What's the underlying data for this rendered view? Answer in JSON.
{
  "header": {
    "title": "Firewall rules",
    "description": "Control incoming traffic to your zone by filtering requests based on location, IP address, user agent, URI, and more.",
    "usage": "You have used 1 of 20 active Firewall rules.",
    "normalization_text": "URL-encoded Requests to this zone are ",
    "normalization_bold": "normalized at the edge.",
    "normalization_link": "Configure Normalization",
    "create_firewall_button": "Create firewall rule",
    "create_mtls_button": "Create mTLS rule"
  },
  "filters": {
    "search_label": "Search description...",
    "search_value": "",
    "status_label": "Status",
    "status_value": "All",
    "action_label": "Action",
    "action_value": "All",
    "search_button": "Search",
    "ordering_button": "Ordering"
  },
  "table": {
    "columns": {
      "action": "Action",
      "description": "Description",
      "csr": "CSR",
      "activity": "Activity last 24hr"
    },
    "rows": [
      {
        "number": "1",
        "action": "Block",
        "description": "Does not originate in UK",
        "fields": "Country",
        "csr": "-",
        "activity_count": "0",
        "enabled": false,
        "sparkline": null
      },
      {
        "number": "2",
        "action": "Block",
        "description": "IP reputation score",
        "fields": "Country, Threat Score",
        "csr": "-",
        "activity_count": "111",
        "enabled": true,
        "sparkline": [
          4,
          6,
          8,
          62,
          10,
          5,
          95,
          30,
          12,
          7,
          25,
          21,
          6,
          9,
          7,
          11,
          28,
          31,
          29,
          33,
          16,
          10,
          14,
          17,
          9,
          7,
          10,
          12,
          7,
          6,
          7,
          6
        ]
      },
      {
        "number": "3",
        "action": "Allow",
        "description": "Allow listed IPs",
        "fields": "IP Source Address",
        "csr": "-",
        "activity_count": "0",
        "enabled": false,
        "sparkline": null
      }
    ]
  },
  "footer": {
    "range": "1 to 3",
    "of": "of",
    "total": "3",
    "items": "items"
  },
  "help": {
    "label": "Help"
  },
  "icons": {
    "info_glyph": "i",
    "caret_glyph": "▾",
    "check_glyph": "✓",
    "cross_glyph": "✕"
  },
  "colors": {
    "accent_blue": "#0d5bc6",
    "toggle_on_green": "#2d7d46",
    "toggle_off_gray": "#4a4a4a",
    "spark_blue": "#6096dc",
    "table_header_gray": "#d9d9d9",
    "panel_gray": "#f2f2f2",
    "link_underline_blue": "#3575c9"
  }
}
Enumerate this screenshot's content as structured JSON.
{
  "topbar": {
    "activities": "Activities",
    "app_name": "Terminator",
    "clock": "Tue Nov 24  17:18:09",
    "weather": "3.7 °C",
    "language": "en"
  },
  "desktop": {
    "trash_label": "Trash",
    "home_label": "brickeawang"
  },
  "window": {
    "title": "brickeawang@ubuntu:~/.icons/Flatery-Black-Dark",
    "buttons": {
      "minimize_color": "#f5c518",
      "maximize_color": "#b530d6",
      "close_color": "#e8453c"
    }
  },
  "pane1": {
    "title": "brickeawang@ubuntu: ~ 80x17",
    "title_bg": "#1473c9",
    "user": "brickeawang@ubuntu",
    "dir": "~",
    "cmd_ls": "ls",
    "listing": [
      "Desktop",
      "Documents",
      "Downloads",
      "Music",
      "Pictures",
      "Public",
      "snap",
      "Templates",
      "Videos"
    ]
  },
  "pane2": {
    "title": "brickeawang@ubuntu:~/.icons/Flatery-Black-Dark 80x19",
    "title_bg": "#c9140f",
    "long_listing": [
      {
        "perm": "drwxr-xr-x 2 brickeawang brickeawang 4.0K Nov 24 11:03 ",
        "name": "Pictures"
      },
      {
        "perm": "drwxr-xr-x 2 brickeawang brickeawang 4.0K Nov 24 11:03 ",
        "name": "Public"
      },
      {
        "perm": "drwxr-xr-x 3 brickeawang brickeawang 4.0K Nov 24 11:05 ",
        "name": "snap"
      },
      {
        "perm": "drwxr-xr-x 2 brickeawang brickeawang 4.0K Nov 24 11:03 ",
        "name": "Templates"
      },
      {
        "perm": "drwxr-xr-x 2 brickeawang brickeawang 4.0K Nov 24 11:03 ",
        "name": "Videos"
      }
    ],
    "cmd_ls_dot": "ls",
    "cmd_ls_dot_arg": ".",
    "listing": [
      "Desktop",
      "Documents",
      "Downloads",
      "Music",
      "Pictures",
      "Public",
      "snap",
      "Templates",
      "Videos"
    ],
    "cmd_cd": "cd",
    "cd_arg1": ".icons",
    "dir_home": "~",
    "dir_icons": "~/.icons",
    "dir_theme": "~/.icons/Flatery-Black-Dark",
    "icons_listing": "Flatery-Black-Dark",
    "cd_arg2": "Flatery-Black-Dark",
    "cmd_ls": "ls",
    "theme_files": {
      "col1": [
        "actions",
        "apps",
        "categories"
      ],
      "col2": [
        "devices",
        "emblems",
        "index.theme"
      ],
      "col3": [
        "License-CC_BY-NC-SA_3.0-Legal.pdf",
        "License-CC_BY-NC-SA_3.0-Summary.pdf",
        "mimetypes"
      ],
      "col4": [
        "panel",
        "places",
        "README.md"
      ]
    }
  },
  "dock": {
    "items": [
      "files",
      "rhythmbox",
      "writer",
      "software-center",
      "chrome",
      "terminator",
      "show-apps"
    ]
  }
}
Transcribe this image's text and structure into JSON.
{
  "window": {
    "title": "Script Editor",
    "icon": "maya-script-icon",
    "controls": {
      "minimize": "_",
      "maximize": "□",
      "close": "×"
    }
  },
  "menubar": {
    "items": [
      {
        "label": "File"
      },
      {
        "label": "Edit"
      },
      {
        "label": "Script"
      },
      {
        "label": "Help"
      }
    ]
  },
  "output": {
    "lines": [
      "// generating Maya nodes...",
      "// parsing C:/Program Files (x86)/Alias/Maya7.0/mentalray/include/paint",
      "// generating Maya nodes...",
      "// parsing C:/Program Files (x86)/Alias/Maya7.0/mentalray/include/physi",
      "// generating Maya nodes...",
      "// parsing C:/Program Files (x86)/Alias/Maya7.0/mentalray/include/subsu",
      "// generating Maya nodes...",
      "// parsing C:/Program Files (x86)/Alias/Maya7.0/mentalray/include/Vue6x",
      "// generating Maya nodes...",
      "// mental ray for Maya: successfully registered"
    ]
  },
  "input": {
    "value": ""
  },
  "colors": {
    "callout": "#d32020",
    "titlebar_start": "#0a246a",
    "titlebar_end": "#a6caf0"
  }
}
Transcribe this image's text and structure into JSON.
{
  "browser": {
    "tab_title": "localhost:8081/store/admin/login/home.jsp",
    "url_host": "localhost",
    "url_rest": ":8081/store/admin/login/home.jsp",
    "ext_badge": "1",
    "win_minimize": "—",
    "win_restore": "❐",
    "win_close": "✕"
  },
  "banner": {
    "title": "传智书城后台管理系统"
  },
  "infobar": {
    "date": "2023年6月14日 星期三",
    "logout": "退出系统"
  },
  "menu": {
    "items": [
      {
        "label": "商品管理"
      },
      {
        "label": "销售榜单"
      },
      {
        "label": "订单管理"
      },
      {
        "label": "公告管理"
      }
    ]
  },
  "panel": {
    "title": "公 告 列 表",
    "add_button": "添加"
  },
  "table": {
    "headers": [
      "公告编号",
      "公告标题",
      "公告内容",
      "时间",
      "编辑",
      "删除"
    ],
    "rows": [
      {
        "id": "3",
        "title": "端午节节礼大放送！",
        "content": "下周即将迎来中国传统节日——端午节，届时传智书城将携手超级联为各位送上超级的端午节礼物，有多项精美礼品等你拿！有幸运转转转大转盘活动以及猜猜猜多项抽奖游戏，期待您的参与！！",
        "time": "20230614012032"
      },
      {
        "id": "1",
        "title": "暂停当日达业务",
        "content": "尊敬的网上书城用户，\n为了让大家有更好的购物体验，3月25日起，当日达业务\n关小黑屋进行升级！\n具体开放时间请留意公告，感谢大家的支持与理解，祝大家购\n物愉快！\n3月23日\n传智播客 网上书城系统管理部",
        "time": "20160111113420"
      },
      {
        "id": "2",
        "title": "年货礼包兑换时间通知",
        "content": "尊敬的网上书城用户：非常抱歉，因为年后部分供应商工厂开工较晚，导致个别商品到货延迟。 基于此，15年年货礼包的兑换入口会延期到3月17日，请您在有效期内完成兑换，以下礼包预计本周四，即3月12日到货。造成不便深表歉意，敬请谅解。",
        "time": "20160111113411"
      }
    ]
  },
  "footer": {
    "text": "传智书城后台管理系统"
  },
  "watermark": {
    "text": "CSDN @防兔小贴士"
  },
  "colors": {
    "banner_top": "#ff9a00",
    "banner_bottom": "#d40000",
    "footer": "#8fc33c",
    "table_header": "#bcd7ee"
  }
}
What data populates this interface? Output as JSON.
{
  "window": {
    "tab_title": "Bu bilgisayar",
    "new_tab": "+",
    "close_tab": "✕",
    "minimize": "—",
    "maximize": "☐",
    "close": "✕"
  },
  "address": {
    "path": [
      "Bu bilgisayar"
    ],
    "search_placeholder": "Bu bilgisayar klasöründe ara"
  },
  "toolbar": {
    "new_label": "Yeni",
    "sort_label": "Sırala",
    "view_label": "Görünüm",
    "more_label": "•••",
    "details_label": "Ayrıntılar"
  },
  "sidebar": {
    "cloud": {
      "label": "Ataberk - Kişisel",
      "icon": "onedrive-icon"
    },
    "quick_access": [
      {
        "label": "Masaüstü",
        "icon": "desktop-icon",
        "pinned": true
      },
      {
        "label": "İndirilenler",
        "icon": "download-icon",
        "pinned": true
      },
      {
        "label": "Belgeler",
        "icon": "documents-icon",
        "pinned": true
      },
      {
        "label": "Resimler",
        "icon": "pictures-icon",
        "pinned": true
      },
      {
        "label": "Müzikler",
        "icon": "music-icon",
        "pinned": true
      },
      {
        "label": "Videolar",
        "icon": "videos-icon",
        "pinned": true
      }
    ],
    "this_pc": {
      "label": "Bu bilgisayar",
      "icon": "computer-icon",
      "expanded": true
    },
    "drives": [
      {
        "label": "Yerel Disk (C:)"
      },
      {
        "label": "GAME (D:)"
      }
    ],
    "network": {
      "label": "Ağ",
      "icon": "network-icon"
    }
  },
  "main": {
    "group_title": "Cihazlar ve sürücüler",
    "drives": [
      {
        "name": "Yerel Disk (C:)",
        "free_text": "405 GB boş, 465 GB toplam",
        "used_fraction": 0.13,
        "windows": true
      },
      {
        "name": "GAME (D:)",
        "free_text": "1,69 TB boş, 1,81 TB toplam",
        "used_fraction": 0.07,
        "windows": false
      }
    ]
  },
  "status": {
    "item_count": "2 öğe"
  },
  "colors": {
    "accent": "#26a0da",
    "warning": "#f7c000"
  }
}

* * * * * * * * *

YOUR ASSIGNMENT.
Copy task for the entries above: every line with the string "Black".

WRITTEN REPLY.
    "title": "brickeawang@ubuntu:~/.icons/Flatery-Black-Dark",
    "title": "brickeawang@ubuntu:~/.icons/Flatery-Black-Dark 80x19",
    "dir_theme": "~/.icons/Flatery-Black-Dark",
    "icons_listing": "Flatery-Black-Dark",
    "cd_arg2": "Flatery-Black-Dark",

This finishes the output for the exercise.